Prime Minister John Key has assured the forestry industry they can have faith in the long-term stability of the Emissions Trading Scheme.
Speaking at a major forestry conference in Wellington on Tuesday, Mr Key said the Government is committed to growing the sector, which is New Zealand's third-biggest export earner.
It is the first joint conference representing growers, processors, manufacturers and contractors.
Mr Key told delegates at Te Papa their phenomenal success was all the more impressive when compared with the lacklustre performance of the export sector generally in recent years.
Timber and wood product exports brought in $3.9 billion in the year to August, up 16% on the previous year.
Mr Key says the export sector overall has been in recession since 2002, and New Zealand will never get rich as long as it spends more than it earns.
He says the Government is working hard to boost productivity through its tax and labour law reforms, free trade agreements, cutting red tape around resource management, investing in infrastructure and promoting the Emissions Trading Scheme.
In response to comments that the ETS has not led to a big surge of tree planting because people are worried about future changes to the scheme, Mr Key said the Government was committed to it.
He says time will prove the ETS is not the "scary monster" some people have painted it as.
'Coordinated approach' to grow industry
The forestry conference was told it will take a co-ordinated approach to grow the industry and manage its maturing plantations.
The conference is focusing on maximising value through the supply chain, as well as increasing exports to meet a rising international demand for wood.
Wood Council chair Doug Ducker says the conference is a chance for the industry to take a look at itself and see how it can move forward.
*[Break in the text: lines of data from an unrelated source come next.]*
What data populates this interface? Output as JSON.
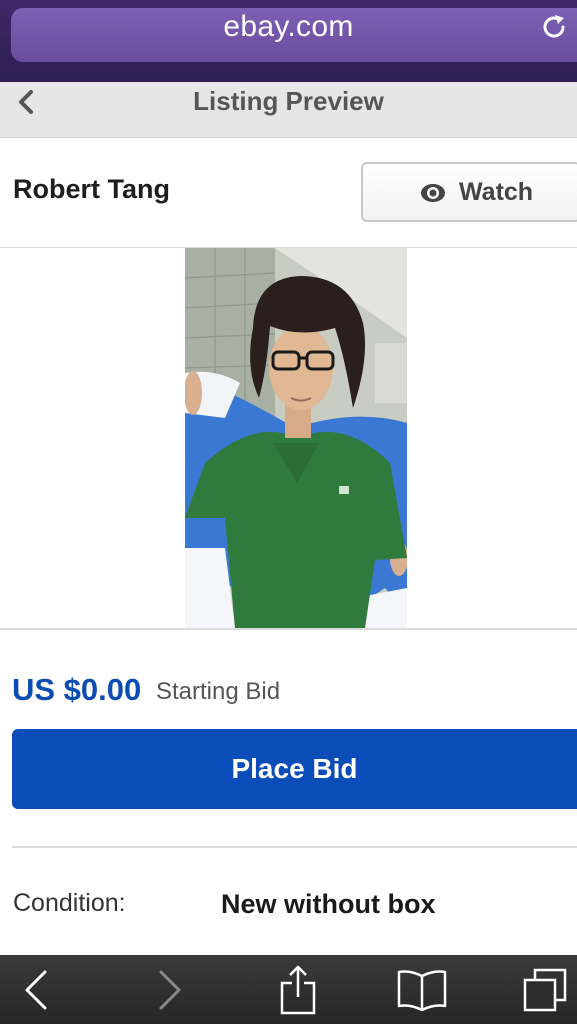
{
  "browser": {
    "url": "ebay.com",
    "icons": {
      "reload": "reload-icon"
    }
  },
  "header": {
    "title": "Listing Preview",
    "icons": {
      "back": "chevron-left-icon"
    }
  },
  "seller": {
    "name": "Robert Tang",
    "watch_label": "Watch",
    "icons": {
      "watch": "eye-icon"
    }
  },
  "listing": {
    "price": "US $0.00",
    "price_label": "Starting Bid",
    "place_bid_label": "Place Bid",
    "condition_label": "Condition:",
    "condition_value": "New without box"
  },
  "toolbar": {
    "icons": [
      "back-arrow-icon",
      "forward-arrow-icon",
      "share-icon",
      "bookmarks-icon",
      "tabs-icon"
    ]
  },
  "colors": {
    "accent": "#0a4cb8",
    "price": "#0c4db3",
    "url_bar": "#6a4c9f"
  }
}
Mr Ducker told delegates that the Wood Council will be carrying out a major sector study over the next six months to determine what the industry can do better to co-ordinate and grow its collective value.